At the discretion of the SIGPLAN Awards Committee, eligibility may be adjusted for documented family-related or medical leave from employment. Questions about eligibility should be directed to the Secretary of SIGPLAN.

Nominations

Details of the nomination and award process .pdf

Please use http://awards.sigplan.org/ to submit nominations.

Conflicts of Interest

Because these awards are intended to recognize persons and software systems of major influence, it is likely that several members of the awards committee may have worked with, or co-authored articles with, the nominees, and may have a conflict of interest. The primary mechanism for handling such conflicts will be to declare them to the committee; once so declared, conflicts of interest shall not automatically prevent a committee member from taking part in the selection process. However, if a member of the committee, or the chair of the committee, feels that the association of a committee member with a nominee would interfere with impartial consideration of the nominees, a committee member shall be absented from the relevant parts of the discussion. If the same committee member has conflicts of interest with more than one nominee, the Chair of the Awards Committee may ask the constituency that appointed the committee member to select a replacement member.

Clarification

Note that, in consultation with the ACM Awards Board, the wording of the Milner Award eligibility requirement has been updated to clarify that the 20-year time frame is in relation to the nomination deadline (rather than the vague "time of nomination" as was originally written).

-- Derek Dreyer (on behalf of the SIGPLAN Executive Committee)

Recipients of the Robin Milner Young Researcher Award

2013: Lars Birkedal

Lars Birkedal is a world leader in foundational programming languages research, and the pre-eminent researcher of his generation in the area of programming language semantics. His work, spanning a multitude of top journal and conference publications, has had significant impact in many areas.

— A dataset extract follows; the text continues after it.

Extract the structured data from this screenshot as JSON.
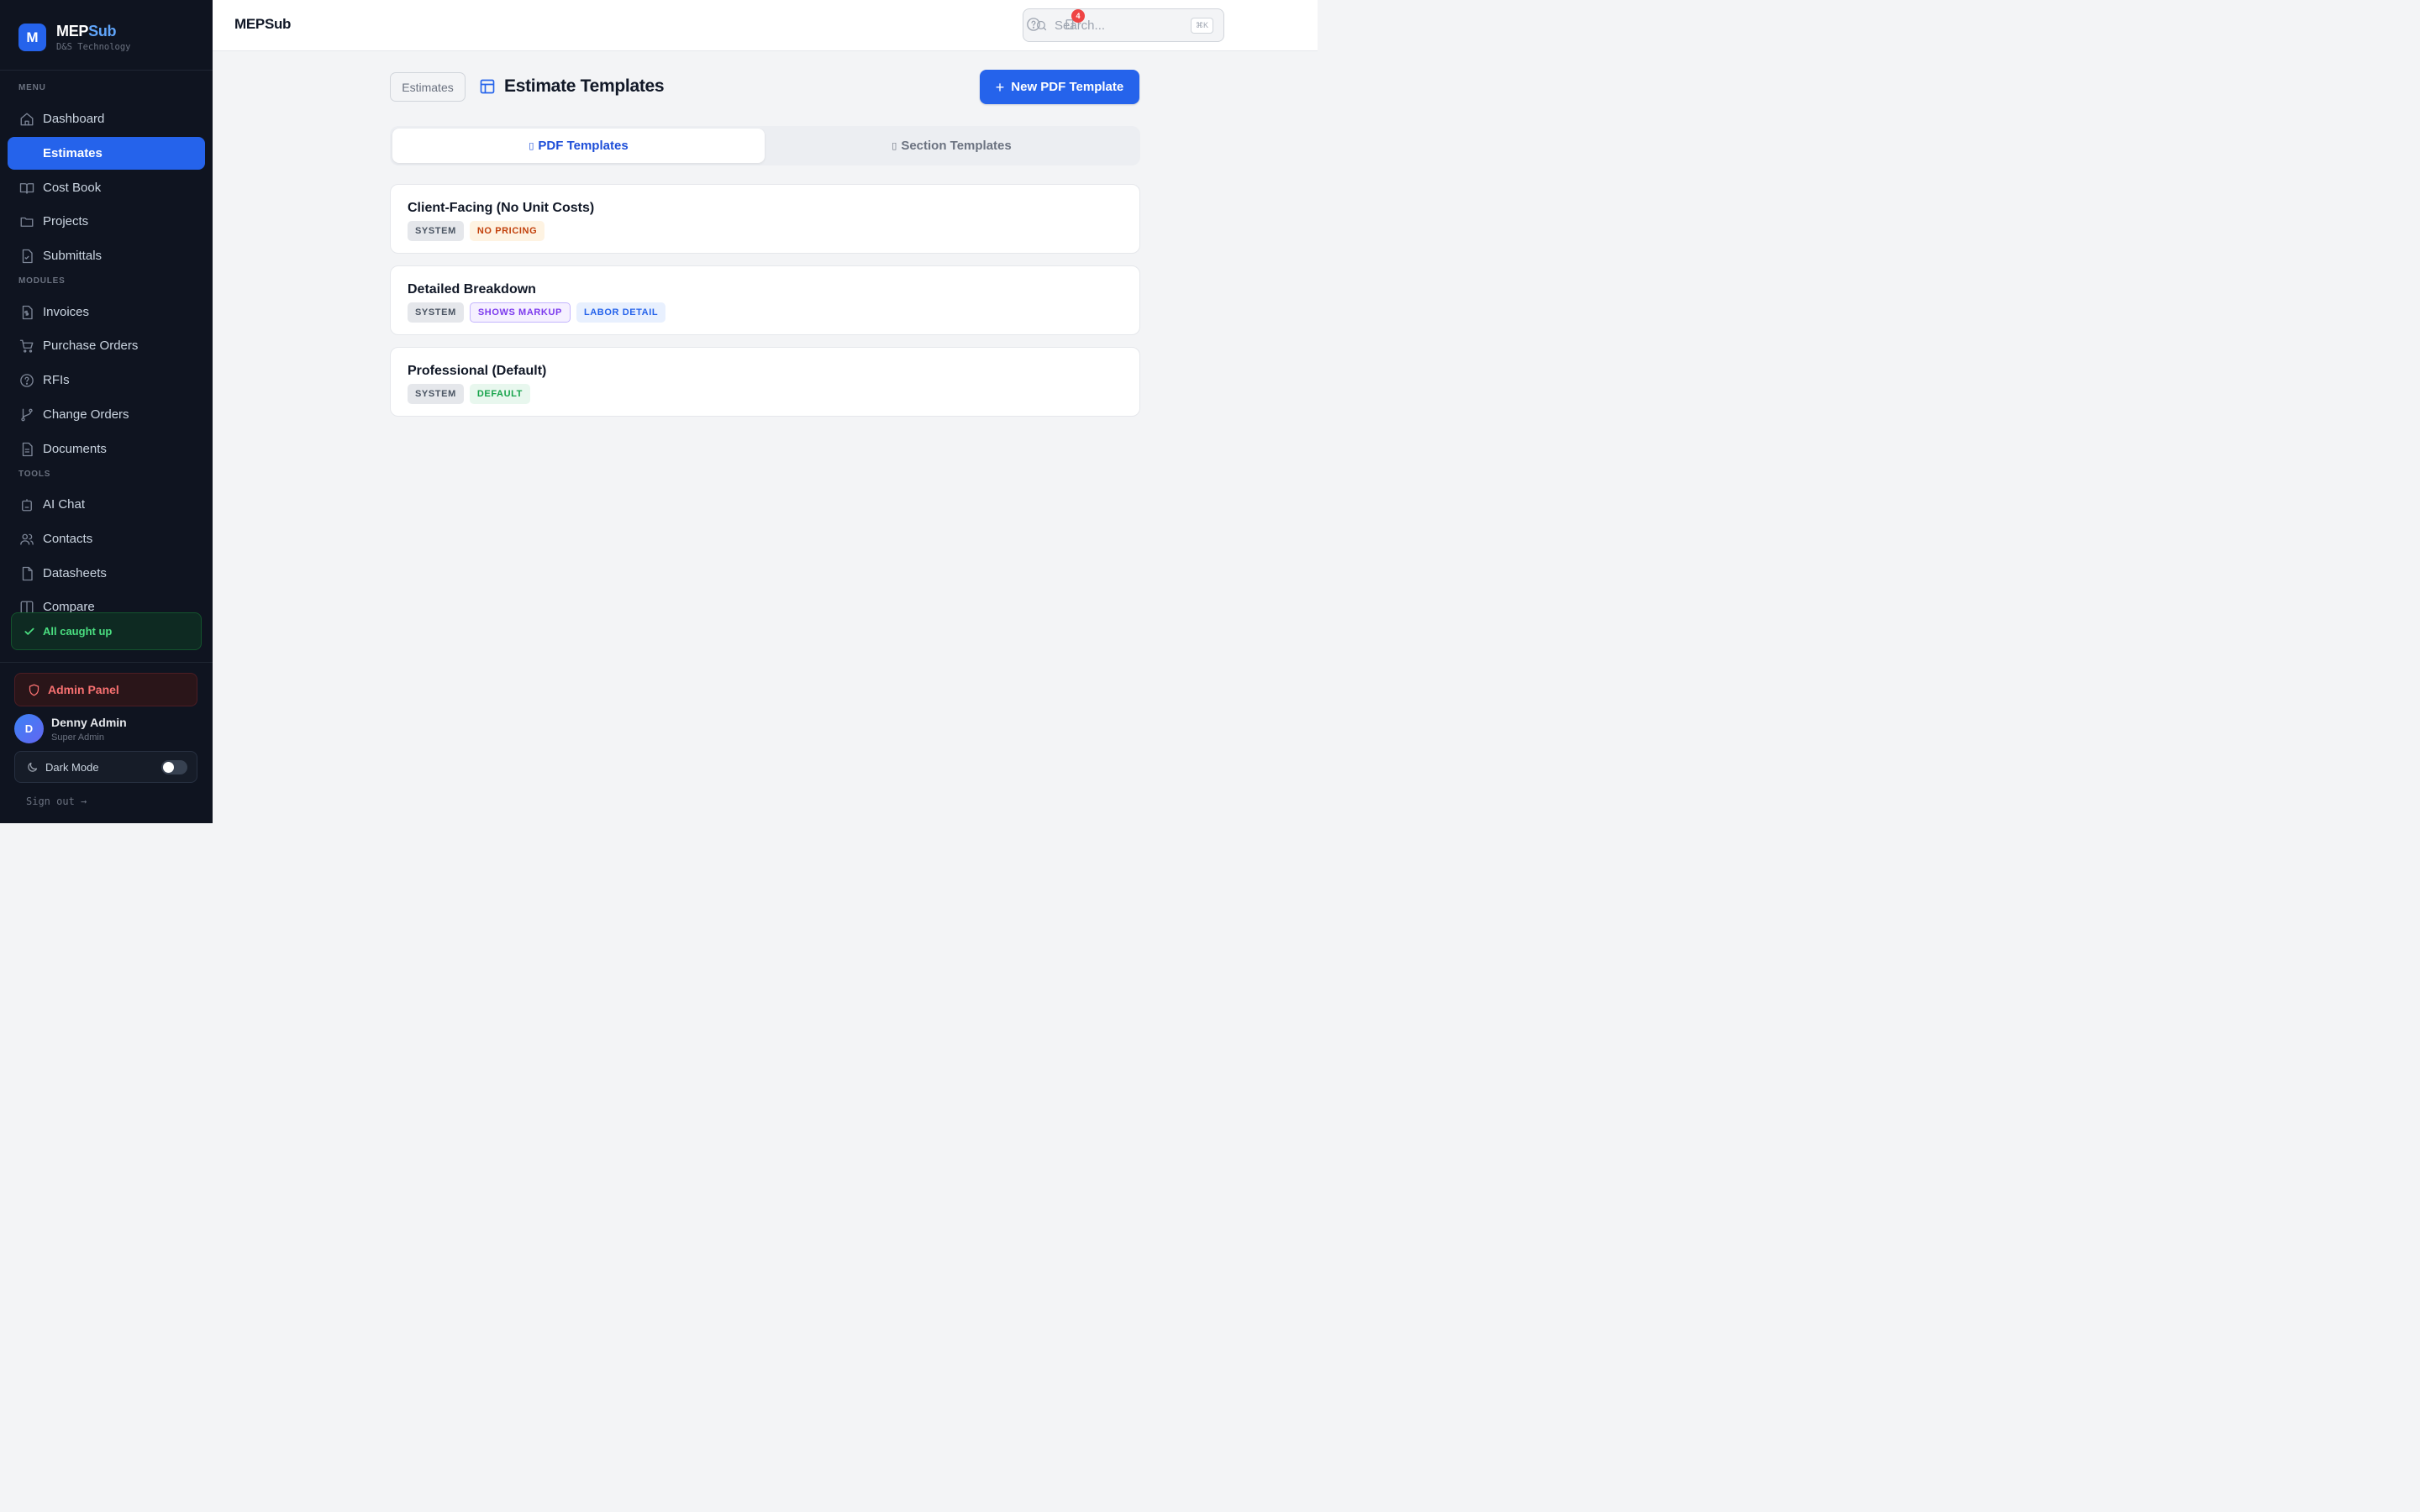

These include foundational type theory, compiler implementation, Milner's bigraphical reactive systems, logics and models for relational parametricity, and verification technology for semantically complex languages.

Birkedal is a pioneer in "bringing semantics into the 21st century": developing rigorous and scalable semantic and verification techniques to account for the needs and complexities of modern languages. Toward this end in particular, he has (a) made numerous advances to the theory and practice of region-based memory management, (b) made fundamental contributions to the theory of relational parametricity, which underlies our semantic understanding of abstract data types, and (c) developed higher-order separation logics and other powerful tools for the modular verification of realistic imperative, object-oriented, and concurrent programming patterns.

In short, Birkedal has tackled hard problems of paramount importance to the future of programming language research, and has made startling advancements across the board. He has done so both independently, via the research group he built up at the IT University of Copenhagen, and also through fruitful collaborations with an impressive network of international colleagues, thus setting an excellent example for other junior researchers.

2012: Shriram Krishnamurthi

The SIGPLAN 2012 Robin Milner Young Researcher Award goes to Shriram Krishnamurthi, a prolific researcher who brings programming language theory to bear in many other disciplines, thus exposing its foundational value. His research contributions range from type soundness proofs for Java and influential extensions thereof, through foundational aspects of web programming, to model-driven development and empirical studies.